SOURCE DATA:
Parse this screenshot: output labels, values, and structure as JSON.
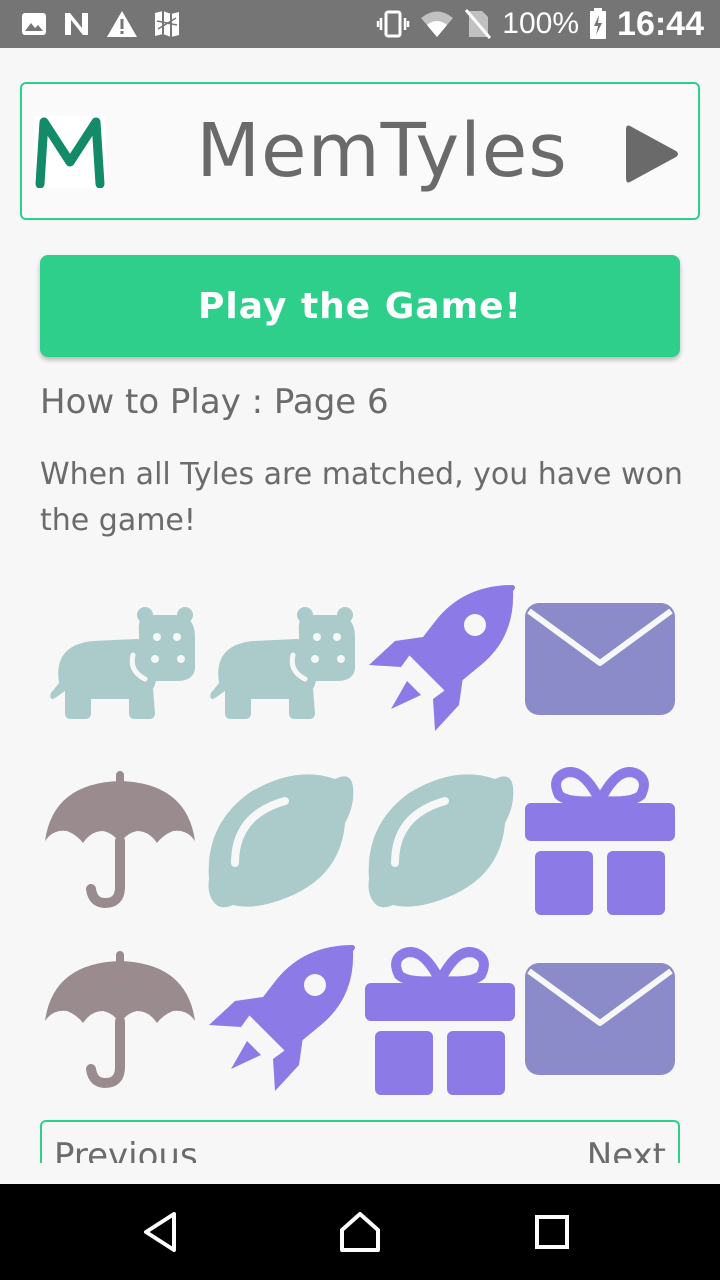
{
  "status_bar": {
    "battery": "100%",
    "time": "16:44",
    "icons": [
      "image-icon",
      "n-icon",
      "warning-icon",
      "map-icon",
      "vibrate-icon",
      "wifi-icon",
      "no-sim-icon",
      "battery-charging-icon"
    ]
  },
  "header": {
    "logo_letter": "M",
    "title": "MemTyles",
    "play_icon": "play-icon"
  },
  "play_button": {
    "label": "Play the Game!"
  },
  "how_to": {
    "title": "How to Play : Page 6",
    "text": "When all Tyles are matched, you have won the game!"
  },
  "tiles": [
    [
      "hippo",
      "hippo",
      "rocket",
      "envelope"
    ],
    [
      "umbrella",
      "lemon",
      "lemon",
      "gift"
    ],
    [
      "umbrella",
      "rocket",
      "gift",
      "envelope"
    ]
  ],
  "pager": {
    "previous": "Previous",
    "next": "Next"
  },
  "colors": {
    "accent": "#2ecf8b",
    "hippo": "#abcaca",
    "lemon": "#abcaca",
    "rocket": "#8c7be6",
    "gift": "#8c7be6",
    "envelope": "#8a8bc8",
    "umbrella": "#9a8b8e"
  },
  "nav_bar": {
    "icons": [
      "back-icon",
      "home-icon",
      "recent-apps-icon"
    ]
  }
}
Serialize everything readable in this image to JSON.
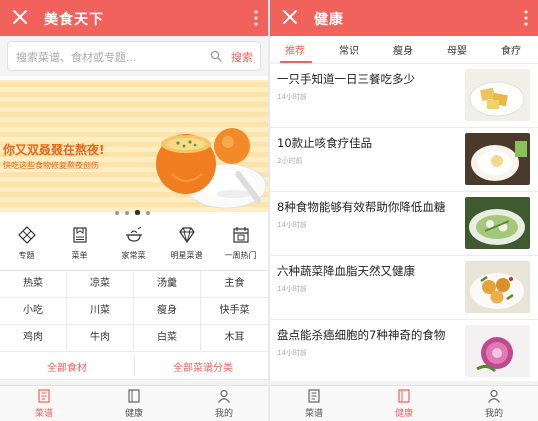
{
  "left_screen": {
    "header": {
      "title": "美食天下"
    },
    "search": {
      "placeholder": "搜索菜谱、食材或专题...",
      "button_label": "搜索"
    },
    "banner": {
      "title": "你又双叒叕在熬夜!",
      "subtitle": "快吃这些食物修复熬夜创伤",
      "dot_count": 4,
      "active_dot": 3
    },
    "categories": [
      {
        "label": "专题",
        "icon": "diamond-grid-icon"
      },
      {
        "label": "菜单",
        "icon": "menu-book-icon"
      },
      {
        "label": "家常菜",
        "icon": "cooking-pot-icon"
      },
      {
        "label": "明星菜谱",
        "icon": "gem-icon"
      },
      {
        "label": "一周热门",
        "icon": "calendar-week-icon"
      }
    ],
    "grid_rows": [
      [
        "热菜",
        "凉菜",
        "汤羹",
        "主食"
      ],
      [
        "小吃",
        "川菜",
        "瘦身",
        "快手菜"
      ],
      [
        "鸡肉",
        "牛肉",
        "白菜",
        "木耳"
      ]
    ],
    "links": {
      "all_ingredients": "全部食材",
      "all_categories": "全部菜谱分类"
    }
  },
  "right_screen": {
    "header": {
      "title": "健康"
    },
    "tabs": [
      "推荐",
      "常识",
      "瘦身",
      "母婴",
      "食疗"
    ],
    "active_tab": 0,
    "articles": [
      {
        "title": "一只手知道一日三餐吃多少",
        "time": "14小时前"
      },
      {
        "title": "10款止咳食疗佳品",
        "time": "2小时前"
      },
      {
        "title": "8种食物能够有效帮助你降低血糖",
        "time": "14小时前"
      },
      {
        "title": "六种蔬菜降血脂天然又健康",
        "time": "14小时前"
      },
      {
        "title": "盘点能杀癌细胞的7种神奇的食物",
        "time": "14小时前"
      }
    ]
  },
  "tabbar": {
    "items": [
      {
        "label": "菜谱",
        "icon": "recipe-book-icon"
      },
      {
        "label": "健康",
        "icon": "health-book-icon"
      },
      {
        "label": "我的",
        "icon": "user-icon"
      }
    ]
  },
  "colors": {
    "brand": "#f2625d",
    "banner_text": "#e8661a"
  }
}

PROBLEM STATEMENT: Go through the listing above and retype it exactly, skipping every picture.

EXERCISE SOLUTION:
Parse this screenshot: output labels, values, and structure as JSON.
{
  "status_bar": {
    "battery": "100%",
    "time": "16:44",
    "icons": [
      "image-icon",
      "n-icon",
      "warning-icon",
      "map-icon",
      "vibrate-icon",
      "wifi-icon",
      "no-sim-icon",
      "battery-charging-icon"
    ]
  },
  "header": {
    "logo_letter": "M",
    "title": "MemTyles",
    "play_icon": "play-icon"
  },
  "play_button": {
    "label": "Play the Game!"
  },
  "how_to": {
    "title": "How to Play : Page 6",
    "text": "When all Tyles are matched, you have won the game!"
  },
  "tiles": [
    [
      "hippo",
      "hippo",
      "rocket",
      "envelope"
    ],
    [
      "umbrella",
      "lemon",
      "lemon",
      "gift"
    ],
    [
      "umbrella",
      "rocket",
      "gift",
      "envelope"
    ]
  ],
  "pager": {
    "previous": "Previous",
    "next": "Next"
  },
  "colors": {
    "accent": "#2ecf8b",
    "hippo": "#abcaca",
    "lemon": "#abcaca",
    "rocket": "#8c7be6",
    "gift": "#8c7be6",
    "envelope": "#8a8bc8",
    "umbrella": "#9a8b8e"
  },
  "nav_bar": {
    "icons": [
      "back-icon",
      "home-icon",
      "recent-apps-icon"
    ]
  }
}
Serialize everything readable in this image to JSON.
{
  "left_screen": {
    "header": {
      "title": "美食天下"
    },
    "search": {
      "placeholder": "搜索菜谱、食材或专题...",
      "button_label": "搜索"
    },
    "banner": {
      "title": "你又双叒叕在熬夜!",
      "subtitle": "快吃这些食物修复熬夜创伤",
      "dot_count": 4,
      "active_dot": 3
    },
    "categories": [
      {
        "label": "专题",
        "icon": "diamond-grid-icon"
      },
      {
        "label": "菜单",
        "icon": "menu-book-icon"
      },
      {
        "label": "家常菜",
        "icon": "cooking-pot-icon"
      },
      {
        "label": "明星菜谱",
        "icon": "gem-icon"
      },
      {
        "label": "一周热门",
        "icon": "calendar-week-icon"
      }
    ],
    "grid_rows": [
      [
        "热菜",
        "凉菜",
        "汤羹",
        "主食"
      ],
      [
        "小吃",
        "川菜",
        "瘦身",
        "快手菜"
      ],
      [
        "鸡肉",
        "牛肉",
        "白菜",
        "木耳"
      ]
    ],
    "links": {
      "all_ingredients": "全部食材",
      "all_categories": "全部菜谱分类"
    }
  },
  "right_screen": {
    "header": {
      "title": "健康"
    },
    "tabs": [
      "推荐",
      "常识",
      "瘦身",
      "母婴",
      "食疗"
    ],
    "active_tab": 0,
    "articles": [
      {
        "title": "一只手知道一日三餐吃多少",
        "time": "14小时前"
      },
      {
        "title": "10款止咳食疗佳品",
        "time": "2小时前"
      },
      {
        "title": "8种食物能够有效帮助你降低血糖",
        "time": "14小时前"
      },
      {
        "title": "六种蔬菜降血脂天然又健康",
        "time": "14小时前"
      },
      {
        "title": "盘点能杀癌细胞的7种神奇的食物",
        "time": "14小时前"
      }
    ]
  },
  "tabbar": {
    "items": [
      {
        "label": "菜谱",
        "icon": "recipe-book-icon"
      },
      {
        "label": "健康",
        "icon": "health-book-icon"
      },
      {
        "label": "我的",
        "icon": "user-icon"
      }
    ]
  },
  "colors": {
    "brand": "#f2625d",
    "banner_text": "#e8661a"
  }
}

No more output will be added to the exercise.